:: The data ::

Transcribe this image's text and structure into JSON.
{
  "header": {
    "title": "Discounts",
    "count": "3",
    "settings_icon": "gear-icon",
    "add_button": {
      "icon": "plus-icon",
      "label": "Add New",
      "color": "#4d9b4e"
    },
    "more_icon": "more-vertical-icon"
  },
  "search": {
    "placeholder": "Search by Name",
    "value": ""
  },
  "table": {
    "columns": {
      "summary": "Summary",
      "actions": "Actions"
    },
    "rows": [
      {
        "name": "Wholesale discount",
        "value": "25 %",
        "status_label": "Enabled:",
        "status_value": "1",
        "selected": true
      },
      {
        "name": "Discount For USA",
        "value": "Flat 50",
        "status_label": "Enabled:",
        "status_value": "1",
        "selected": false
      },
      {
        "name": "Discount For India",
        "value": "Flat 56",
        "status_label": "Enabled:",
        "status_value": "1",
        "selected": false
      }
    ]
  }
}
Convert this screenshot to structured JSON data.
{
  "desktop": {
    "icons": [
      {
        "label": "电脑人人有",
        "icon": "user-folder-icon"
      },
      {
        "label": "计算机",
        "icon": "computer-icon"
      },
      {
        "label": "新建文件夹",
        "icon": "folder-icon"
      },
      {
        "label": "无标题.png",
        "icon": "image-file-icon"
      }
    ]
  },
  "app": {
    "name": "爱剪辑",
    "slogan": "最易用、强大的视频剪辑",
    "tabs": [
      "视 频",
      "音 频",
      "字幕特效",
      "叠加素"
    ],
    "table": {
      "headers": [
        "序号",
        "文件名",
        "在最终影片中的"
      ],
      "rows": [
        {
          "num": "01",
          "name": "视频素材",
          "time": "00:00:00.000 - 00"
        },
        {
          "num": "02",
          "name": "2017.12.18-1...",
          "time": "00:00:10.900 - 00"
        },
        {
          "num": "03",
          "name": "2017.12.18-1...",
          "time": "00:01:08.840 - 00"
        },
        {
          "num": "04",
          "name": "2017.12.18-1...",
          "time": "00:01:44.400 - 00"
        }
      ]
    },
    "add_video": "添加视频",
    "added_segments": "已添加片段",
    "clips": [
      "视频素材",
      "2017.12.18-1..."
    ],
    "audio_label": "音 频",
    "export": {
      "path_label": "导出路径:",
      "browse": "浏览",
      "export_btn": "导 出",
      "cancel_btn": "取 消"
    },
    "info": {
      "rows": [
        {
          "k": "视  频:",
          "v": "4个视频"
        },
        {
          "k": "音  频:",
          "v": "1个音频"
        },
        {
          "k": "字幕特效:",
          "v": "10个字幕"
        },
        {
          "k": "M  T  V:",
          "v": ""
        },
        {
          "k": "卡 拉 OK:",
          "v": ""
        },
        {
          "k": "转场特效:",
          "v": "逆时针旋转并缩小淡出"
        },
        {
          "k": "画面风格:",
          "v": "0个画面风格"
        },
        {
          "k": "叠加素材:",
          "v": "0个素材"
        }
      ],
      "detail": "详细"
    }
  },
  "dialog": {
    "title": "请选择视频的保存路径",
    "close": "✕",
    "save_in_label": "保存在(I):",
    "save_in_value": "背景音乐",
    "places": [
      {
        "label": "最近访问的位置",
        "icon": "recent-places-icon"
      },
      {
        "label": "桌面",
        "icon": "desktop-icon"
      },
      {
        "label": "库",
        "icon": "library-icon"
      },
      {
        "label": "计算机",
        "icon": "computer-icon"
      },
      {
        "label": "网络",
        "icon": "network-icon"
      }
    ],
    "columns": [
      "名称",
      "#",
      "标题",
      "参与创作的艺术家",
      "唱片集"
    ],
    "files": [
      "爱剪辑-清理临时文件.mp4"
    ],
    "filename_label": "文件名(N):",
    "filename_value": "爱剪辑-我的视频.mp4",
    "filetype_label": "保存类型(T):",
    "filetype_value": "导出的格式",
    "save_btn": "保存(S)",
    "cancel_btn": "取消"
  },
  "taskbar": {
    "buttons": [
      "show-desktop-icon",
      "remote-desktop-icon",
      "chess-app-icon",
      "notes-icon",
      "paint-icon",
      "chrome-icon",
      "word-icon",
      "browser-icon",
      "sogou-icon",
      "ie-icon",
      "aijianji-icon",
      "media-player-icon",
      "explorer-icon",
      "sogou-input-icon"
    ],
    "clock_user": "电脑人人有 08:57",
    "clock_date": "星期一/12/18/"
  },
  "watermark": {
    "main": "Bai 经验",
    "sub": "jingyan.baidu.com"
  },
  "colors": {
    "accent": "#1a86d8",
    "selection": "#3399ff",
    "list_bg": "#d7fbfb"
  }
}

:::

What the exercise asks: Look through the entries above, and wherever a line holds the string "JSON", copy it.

Solution for this task:
Transcribe this image's text and structure into JSON.
Convert this screenshot to structured JSON data.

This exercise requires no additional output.